$$\begin{aligned} \rho_\epsilon(M) &:= \max\{|\gamma| : \gamma \in \sigma(M + E),\ \|E\| \leq \epsilon\} \\ \text{where}\ \ \sigma(M) &:= \{\gamma \in \mathbb{C} : \det(M – \gamma I) = 0\}. \end{aligned}$$

The function \(\rho_\epsilon\) is locally Lipschitz, but nonconvex and nonsmooth, making the problem to optimize it (in some sense) difficult even for a single plant. (With \(\epsilon=0\) one obtains the spectral radius function, which is even more difficult to handle as it is non-Lipschitz.) Given a small positive constant \(\delta \approx 0\) and a reference controller for which the set of systems indexed by \(i \in \{r+1,\dots,r+s\}\) are stable, the problem we consider is to minimize the \(\epsilon\)-pseudospectral radius of the “worst performing” plant while maintaining stability of the plants that are stable with respect to this reference controller:

$$\begin{aligned} \min_X &\ \max_{i\in\{1,\dots,r\}}\ \rho_\epsilon(A_i + B_iXC_i) \\ \text{s.t.} &\ \rho_\epsilon(A_i + B_iXC_i) \leq 1 – \delta\ \ \text{for all}\ \ i \in \{r+1,\dots,r+s\}. \end{aligned}$$

For a particular instance of this problem, the image below illustrates the solutions obtained by three algorithms, one corresponding to each row of plots.

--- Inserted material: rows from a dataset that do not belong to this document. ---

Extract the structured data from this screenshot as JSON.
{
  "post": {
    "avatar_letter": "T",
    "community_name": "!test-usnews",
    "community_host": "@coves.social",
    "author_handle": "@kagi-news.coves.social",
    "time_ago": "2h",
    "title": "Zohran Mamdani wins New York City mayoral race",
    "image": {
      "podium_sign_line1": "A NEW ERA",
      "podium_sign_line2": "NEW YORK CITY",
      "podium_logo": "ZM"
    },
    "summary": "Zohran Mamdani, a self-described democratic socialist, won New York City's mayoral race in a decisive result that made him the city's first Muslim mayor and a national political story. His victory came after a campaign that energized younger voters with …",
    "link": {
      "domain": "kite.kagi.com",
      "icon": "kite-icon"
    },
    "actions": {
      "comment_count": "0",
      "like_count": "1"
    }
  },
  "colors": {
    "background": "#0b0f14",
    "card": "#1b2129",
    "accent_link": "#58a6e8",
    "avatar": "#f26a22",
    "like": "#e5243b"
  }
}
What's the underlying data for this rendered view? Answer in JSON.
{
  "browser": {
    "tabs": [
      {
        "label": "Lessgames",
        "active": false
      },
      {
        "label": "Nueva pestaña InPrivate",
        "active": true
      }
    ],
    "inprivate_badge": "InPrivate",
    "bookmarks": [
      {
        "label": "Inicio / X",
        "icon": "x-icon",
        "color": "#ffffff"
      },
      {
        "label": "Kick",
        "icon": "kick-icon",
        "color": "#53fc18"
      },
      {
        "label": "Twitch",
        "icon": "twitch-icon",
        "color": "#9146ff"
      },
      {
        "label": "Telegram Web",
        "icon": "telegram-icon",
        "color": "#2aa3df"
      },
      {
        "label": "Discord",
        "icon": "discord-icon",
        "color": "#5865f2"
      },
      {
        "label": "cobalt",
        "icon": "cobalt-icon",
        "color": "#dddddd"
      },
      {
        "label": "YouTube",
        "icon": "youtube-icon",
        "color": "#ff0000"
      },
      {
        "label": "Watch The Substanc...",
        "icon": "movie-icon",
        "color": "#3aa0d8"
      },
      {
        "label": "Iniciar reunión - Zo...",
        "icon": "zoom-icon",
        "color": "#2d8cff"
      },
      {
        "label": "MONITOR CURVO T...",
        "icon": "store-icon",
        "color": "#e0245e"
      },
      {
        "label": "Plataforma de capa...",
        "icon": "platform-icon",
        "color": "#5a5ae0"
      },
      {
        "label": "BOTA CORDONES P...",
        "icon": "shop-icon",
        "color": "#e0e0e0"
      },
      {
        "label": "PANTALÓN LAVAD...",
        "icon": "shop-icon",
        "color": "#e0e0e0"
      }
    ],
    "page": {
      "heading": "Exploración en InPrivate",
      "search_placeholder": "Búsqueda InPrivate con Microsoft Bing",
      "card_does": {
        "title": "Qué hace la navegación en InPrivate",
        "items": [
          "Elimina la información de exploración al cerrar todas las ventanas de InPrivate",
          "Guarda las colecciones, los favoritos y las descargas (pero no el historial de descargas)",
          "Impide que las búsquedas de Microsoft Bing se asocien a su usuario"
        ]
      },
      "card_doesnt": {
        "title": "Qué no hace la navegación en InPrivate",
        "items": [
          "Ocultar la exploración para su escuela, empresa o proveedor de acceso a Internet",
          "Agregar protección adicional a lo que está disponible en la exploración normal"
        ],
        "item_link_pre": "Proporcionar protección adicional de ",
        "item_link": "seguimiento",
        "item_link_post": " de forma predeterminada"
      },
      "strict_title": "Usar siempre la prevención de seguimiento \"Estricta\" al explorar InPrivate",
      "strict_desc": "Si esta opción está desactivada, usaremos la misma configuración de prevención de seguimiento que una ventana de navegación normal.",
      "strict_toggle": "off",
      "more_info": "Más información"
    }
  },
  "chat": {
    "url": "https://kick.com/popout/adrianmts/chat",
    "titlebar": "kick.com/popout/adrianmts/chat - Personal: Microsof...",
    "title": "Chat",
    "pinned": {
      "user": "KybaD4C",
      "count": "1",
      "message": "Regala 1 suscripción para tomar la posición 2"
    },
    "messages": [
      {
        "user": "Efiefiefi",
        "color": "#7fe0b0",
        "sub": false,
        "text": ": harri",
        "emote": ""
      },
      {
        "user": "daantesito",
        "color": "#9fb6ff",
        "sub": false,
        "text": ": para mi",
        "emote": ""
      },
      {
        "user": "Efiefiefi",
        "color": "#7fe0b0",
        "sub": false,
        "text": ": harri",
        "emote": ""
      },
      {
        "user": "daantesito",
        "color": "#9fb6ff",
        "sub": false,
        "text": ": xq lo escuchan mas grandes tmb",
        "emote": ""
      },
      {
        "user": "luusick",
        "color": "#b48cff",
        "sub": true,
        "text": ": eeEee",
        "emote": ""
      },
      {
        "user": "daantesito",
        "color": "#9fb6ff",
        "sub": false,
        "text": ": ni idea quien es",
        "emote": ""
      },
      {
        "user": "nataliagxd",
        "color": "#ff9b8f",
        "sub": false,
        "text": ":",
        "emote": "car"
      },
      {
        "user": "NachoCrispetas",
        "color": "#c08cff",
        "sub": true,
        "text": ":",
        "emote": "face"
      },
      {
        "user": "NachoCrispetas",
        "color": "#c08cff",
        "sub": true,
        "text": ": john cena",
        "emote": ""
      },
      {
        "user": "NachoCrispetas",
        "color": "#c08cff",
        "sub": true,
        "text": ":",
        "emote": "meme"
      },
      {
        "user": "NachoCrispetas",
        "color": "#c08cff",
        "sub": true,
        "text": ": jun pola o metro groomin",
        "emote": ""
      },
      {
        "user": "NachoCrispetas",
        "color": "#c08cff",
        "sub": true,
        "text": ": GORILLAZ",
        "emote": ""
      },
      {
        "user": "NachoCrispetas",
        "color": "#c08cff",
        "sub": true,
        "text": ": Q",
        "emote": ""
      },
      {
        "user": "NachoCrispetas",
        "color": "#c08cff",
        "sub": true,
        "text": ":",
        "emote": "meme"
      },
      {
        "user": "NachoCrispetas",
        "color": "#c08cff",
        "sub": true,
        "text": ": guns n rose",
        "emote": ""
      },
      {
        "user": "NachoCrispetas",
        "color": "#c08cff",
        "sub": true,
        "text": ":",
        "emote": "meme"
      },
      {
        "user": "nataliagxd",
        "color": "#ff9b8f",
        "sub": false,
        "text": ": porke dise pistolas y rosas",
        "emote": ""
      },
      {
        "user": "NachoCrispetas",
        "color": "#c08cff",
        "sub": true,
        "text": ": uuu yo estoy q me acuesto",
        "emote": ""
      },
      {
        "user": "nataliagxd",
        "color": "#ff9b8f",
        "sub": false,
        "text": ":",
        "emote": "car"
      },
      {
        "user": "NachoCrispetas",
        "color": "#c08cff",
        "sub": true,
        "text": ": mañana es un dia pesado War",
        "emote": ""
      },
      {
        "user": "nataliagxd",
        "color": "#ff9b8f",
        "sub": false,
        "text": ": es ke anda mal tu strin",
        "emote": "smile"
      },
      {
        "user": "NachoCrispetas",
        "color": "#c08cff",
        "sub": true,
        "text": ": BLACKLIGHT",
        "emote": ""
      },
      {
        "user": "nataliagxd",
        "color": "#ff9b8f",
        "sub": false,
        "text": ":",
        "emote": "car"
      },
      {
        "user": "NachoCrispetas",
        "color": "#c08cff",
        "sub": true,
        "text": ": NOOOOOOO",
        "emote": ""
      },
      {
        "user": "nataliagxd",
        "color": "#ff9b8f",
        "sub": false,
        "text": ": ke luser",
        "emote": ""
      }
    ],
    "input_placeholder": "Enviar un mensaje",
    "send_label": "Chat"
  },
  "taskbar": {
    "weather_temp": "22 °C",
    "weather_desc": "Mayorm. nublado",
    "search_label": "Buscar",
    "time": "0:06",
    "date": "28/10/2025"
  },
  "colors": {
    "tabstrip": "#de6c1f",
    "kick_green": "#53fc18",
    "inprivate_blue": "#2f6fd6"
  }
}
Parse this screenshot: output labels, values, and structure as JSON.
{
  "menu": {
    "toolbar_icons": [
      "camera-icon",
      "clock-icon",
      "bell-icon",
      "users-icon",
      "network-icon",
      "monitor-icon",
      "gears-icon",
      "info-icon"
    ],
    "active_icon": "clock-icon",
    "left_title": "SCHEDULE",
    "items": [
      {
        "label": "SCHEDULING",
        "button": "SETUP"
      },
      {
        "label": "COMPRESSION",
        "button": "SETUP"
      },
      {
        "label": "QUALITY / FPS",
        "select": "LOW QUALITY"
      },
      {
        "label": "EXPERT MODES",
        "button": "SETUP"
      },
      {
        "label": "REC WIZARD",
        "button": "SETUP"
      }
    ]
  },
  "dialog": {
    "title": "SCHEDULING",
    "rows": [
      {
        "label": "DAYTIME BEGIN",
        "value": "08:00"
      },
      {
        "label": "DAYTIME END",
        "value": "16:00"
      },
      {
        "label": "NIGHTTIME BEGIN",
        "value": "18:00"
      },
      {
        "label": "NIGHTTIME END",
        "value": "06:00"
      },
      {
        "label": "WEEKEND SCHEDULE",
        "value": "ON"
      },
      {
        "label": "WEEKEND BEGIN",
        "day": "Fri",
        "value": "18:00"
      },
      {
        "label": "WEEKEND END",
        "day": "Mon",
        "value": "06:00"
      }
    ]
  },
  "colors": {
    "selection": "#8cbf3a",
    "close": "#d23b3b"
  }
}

In each row, we illustrate the eigenvalues and \(\epsilon\)-pseudospectral radii of five plants, two of which are not stable (corresponding to Obj. 1 and Obj. 2) and three of which are stable (corresponding to Con. 1, Con. 2, and Con. 3) with respect to the reference controller. The best solutions were yielded by the latter two methods that we designed that combine algorithmic ideas from Sequential Quadratic Optimization (SQO), BFGS, and randomized gradient sampling.